The Democratic-led state Legislature passed the law, aimed at lowering medical malpractice insurance rates that were blamed for driving doctors out of the state.
But justices said the 2005 law was “facially invalid on separation of powers grounds,” meaning that the justices felt that the state Legislature overstepped its constitutional bounds by constraining the judicial branch of government.
Chief Justice Thomas Fitzgerald delivered the majority opinion. He also said the $500,000 limit on noneconomic damages is arbitrary.
“Although agreeing with the defendants that noneconomic damages are difficult to assess, we determined that such difficulty was not alleviated by imposing an arbitrary damages limitation in all cases, without regard to the facts or circumstances,” Fitzgerald wrote.
In the ruling, Fitzgerald was cold to the argument that similar caps are in place in other states, including California where medical malpractice damage caps have been in place — and withstood challenges — for more than three decades.
“That ‘everybody is doing it,’ is hardly a litmus test for the constitutionality of the statute,” the ruling said. “We are also not persuaded by defendants’ argument that the circuit court’s judgment should be reversed because courts of other states, which have considered whether a limitation on noneconomic damages violates separation of powers, have rejected this argument.”
The law limits non-economic damages, such as pain and suffering. It does not, however, limit actual damages, such as medical expenses and lost wages.

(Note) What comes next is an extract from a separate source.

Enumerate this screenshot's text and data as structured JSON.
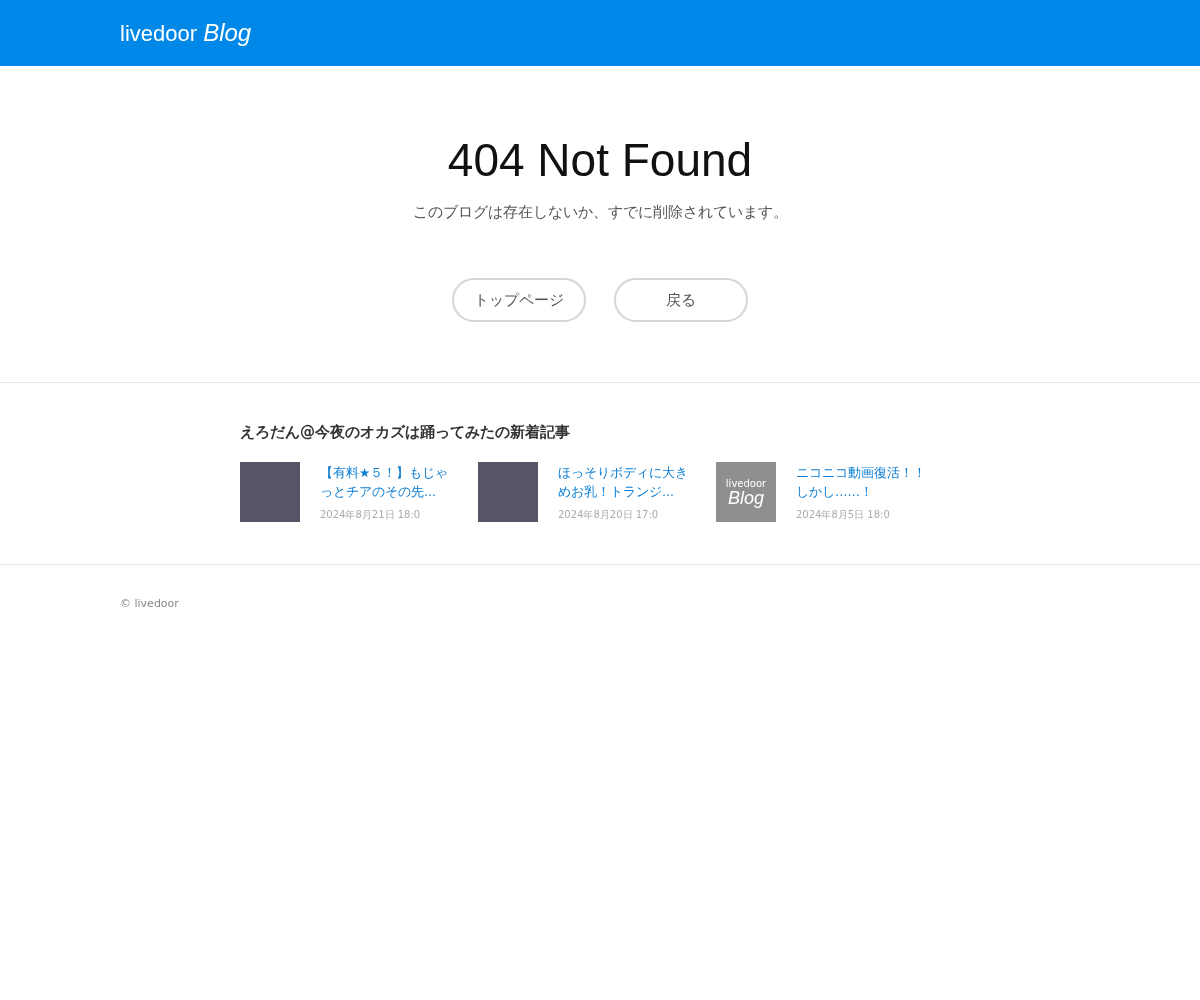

“Without a cap on non-economic damages from 1997 to 2005, Chicago physicians saw their liability premiums increase an average of 10 to 12 percent each year,” Dr. James Rohack, the president of the American Medical Association, said in a statement after the ruling. “When the cap was reinstated in 2005, premiums for Chicago physicians stabilized and even began to shrink.”
The decision was hailed by the Illinois trial bar, which represents plaintiffs’ lawyers.
“Our health care system is reeling and rather than trying to fix it, insurance companies across the country have tried to divert attention from the real reforms that would improve access and care,” said Illinois Trial Lawyers Association President Peter Flowers. “With this decision, we can now focus on the real issue — providing meaningful insurance reform that will keep costs down for doctors and patients alike, and ensure access to quality care for every resident in the state.”
The case heard by the Illinois Supreme Court centered on the severe disability of a young girl, Abigaile Lebron, who suffered a brain injury as she was being delivered by a doctor and nurse at Gottlieb Memorial Hospital in the Chicago-area.
The original lawsuit was filed in Cook County, where in 2007 Judge Joan Larsen ruled that medical malpractice lawsuit caps are unconstitutional.
In 2008, Illinois Supreme Court justices heard oral arguments in case, LeBron v. Gottlieb Memorial Hospital. The high court had indicated its decision in the case would be filed in December, but later withdrew it from the list of opinions to be released.
From Legal Newsline: Reach staff reporter Chris Rizo at firstname.lastname@example.org.